“Regarding the silly allegations, I would encourage Mr. Scupin or anyone else interested in the stories I’ve written about Paul Broun to weigh them against the facts that have been reported in virtually every other news source that has covered the race for the Ninth Congressional District,” Riggins said.
Williams said Stoneridge hosts the zpolitics site “like we do hundreds of other websites” and underscored it does not authorize any content or posts on the site.
“Accordingly, I think Christy Riggins has worked really hard to create a good product for her readers. Her work speaks for itself,” he said in an email. “If Paul Broun is upset with stories about a grand jury investigation, maybe he shouldn’t have used taxpayer money for his campaign.”
Scupin Campaign Manager Hank Sullivan said the letter is “not about defending Paul Broun” and is instead “defending truth and justice and preserving our country.”
“We’re not defending anyone, just reporting. Paul Broun just happened to be the subject of Rep. Collins fake news articles. We would turn the culprits in regardless who the subject might be. The truth needs to be known regardless who benefits,” Sullivan said in an email.
The Broun campaign had no comment on the letter.
Zpolitics was started by former WSB host Martha Zoller after her unsuccessful 2012 Republican congressional campaign against Collins, but she handed editorial responsibilities to Riggins last year as she moved to work for U.S. Sen. David Perdue. (WSB and the AJC share the same parent company.)
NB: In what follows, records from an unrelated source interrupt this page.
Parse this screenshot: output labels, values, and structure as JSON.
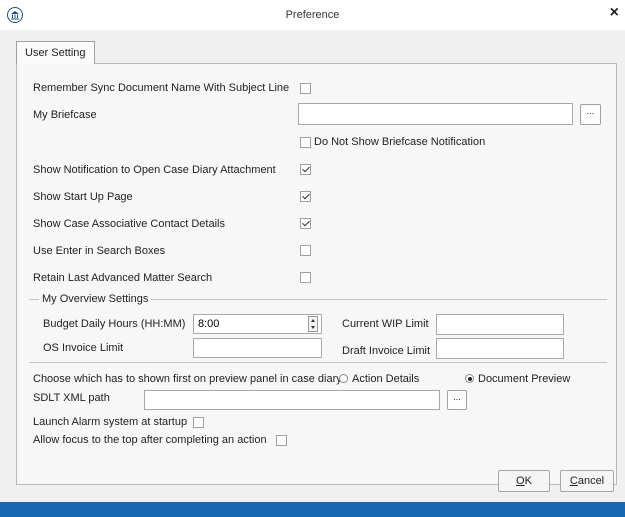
{
  "window": {
    "title": "Preference",
    "close_glyph": "×",
    "app_icon": "building-icon"
  },
  "tab": {
    "label": "User Setting"
  },
  "settings": {
    "remember_sync": {
      "label": "Remember Sync Document Name With Subject Line",
      "checked": false
    },
    "my_briefcase": {
      "label": "My Briefcase",
      "value": "",
      "browse_label": "..."
    },
    "no_briefcase_notification": {
      "label": "Do Not Show Briefcase Notification",
      "checked": false
    },
    "show_notification": {
      "label": "Show Notification to Open Case Diary Attachment",
      "checked": true
    },
    "show_startup": {
      "label": "Show Start Up Page",
      "checked": true
    },
    "show_case_contact": {
      "label": "Show Case Associative Contact Details",
      "checked": true
    },
    "use_enter": {
      "label": "Use Enter in Search Boxes",
      "checked": false
    },
    "retain_search": {
      "label": "Retain Last Advanced Matter Search",
      "checked": false
    }
  },
  "overview": {
    "legend": "My Overview Settings",
    "budget_label": "Budget Daily Hours (HH:MM)",
    "budget_value": "8:00",
    "wip_label": "Current WIP Limit",
    "wip_value": "",
    "os_invoice_label": "OS Invoice Limit",
    "os_invoice_value": "",
    "draft_invoice_label": "Draft Invoice Limit",
    "draft_invoice_value": ""
  },
  "preview": {
    "label": "Choose which has to shown first on preview panel in case diary",
    "option_action": "Action Details",
    "option_document": "Document Preview",
    "selected": "Document Preview"
  },
  "sdlt": {
    "label": "SDLT XML path",
    "value": "",
    "browse_label": "..."
  },
  "alarm": {
    "label": "Launch Alarm system at startup",
    "checked": false
  },
  "focus_top": {
    "label": "Allow focus to the top after completing an action",
    "checked": false
  },
  "buttons": {
    "ok_mnemonic": "O",
    "ok_rest": "K",
    "cancel_mnemonic": "C",
    "cancel_rest": "ancel"
  },
  "colors": {
    "accent": "#1666b0",
    "background": "#f0f0f0"
  }
}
Correction: An earlier version of this story mischaracterized a document posted on the Georgia Secretary of State’s website. The article has updated to reflect that change and provide clarifying information on ownership of zpolitics.